Exactly. Think about it – you are upright, upstanding, and SOBER this holiday season. You will remember everything. In the mornings, you will feel fabulous and righteous. There are no regrets (except the money spent on that gift to yourself (a small, well-deserved indulgence), and you’ll be just a little bit proud of yourself. Revel in it – sobriety is the holiday gift that keeps on giving – year after year!


Sober Holidays Note to Brain Health

A sponsor, significant other, therapist, or sober companion will be invaluable during the holidays and for years to come. And you can create community, connection, and sober friendships online; this is important if you are alone for the holidays. Rely on those you trust, and do not put yourself near the people, places, and things that cause you to feel uncomfortable. Your recovery is the biggest, grandest, and the most confetti-worthy thing you’ve done this year. Toast your brain health!


844 with lake Michigan


after marilyn head shot bio
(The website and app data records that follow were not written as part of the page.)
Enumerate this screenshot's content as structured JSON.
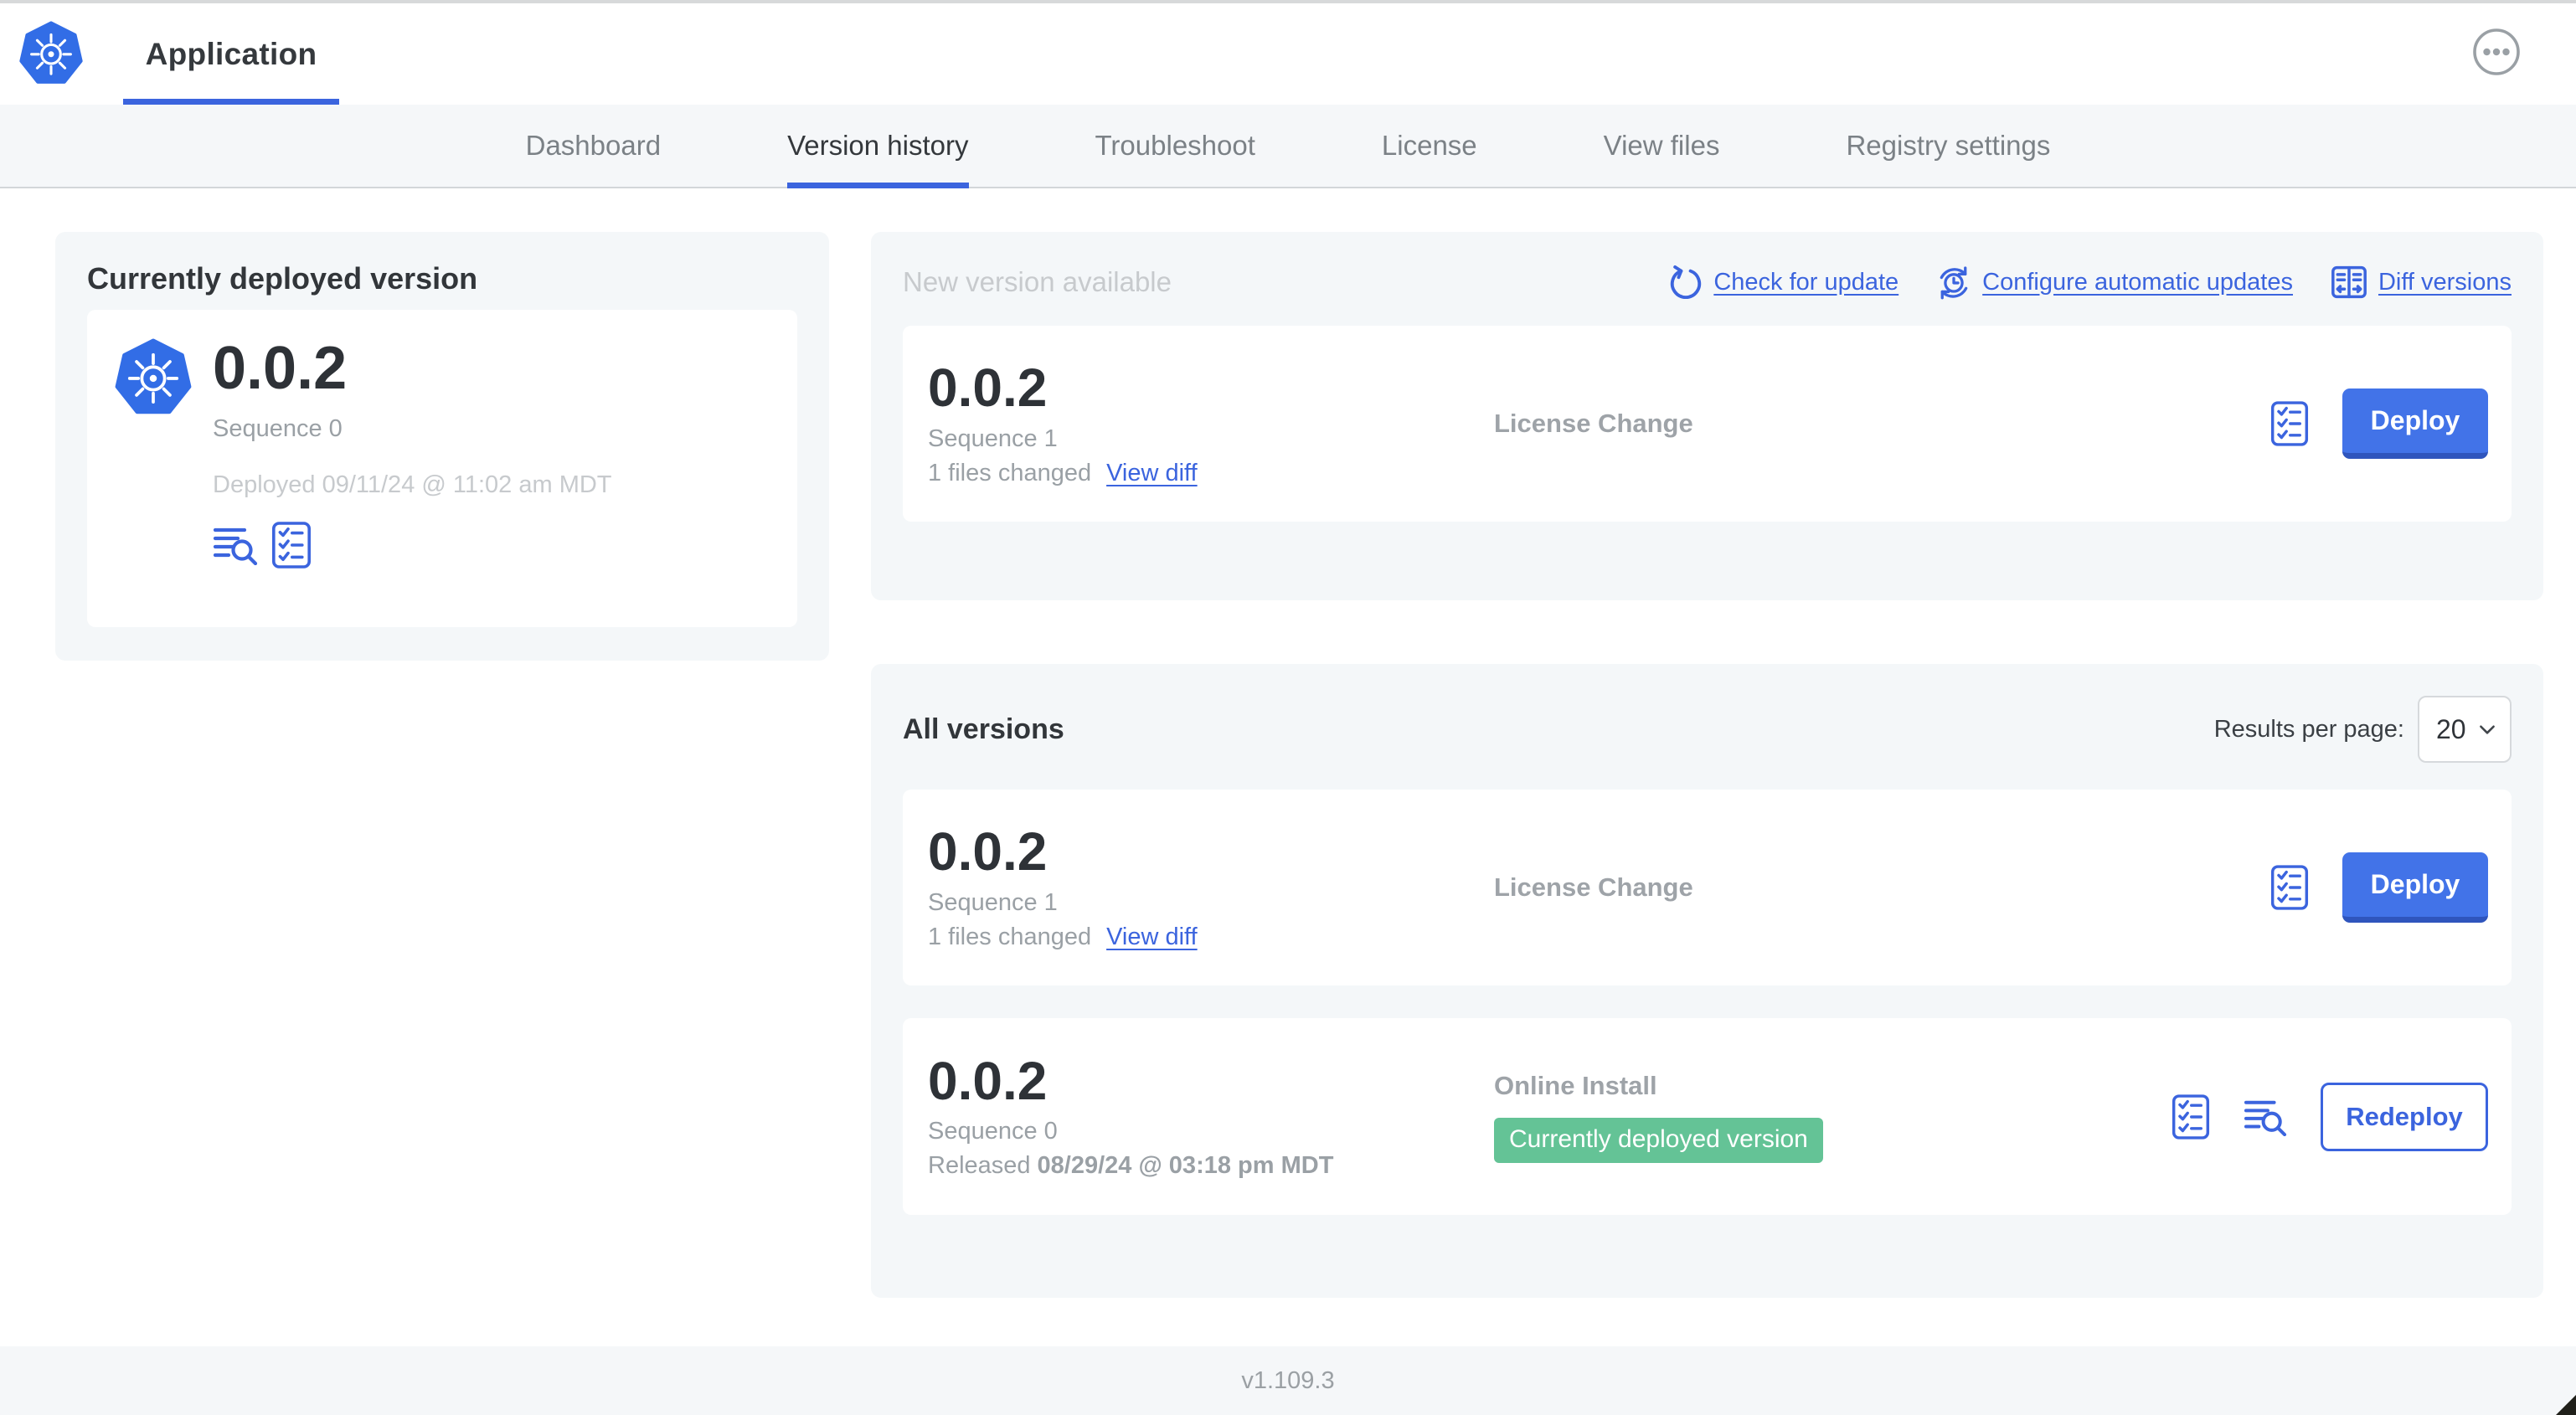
{
  "header": {
    "app_tab_label": "Application"
  },
  "nav": {
    "tabs": [
      "Dashboard",
      "Version history",
      "Troubleshoot",
      "License",
      "View files",
      "Registry settings"
    ],
    "active_tab": "Version history"
  },
  "currently_deployed": {
    "title": "Currently deployed version",
    "version": "0.0.2",
    "sequence": "Sequence 0",
    "deployed_at": "Deployed 09/11/24 @ 11:02 am MDT"
  },
  "new_version": {
    "title": "New version available",
    "check_for_update": "Check for update",
    "configure_automatic_updates": "Configure automatic updates",
    "diff_versions": "Diff versions",
    "card": {
      "version": "0.0.2",
      "sequence": "Sequence 1",
      "files_changed": "1 files changed",
      "view_diff": "View diff",
      "source": "License Change",
      "deploy_label": "Deploy"
    }
  },
  "all_versions": {
    "title": "All versions",
    "results_per_page_label": "Results per page:",
    "results_per_page_value": "20",
    "rows": [
      {
        "version": "0.0.2",
        "sequence": "Sequence 1",
        "files_changed": "1 files changed",
        "view_diff": "View diff",
        "source": "License Change",
        "action_label": "Deploy"
      },
      {
        "version": "0.0.2",
        "sequence": "Sequence 0",
        "released_prefix": "Released",
        "released_at": "08/29/24 @ 03:18 pm MDT",
        "source": "Online Install",
        "badge": "Currently deployed version",
        "action_label": "Redeploy"
      }
    ]
  },
  "footer": {
    "app_manager_version": "v1.109.3"
  },
  "colors": {
    "accent_blue": "#3b64de",
    "kubernetes_blue": "#326de6",
    "primary_button_blue": "#4273e8",
    "badge_green": "#64c396",
    "panel_gray": "#f4f7f9"
  }
}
Marilyn Spiller is a viral writer, recovery coach, and recovery advocate. She is the Marketing Director at Sanford, responsible for written and creative content, website design, new media, promotions, subscriber outreach, and SEO. Excursions Magazine is a particular source of pride; it serves a wide range of readers, and “excursion” has become part of the company vernacular, describing Sanford’s signature experiential outings for those in treatment. She also developed and hosts the podcast Anatomy of Addiction and is Vice President of the Board of JACK Mental Health Advocacy.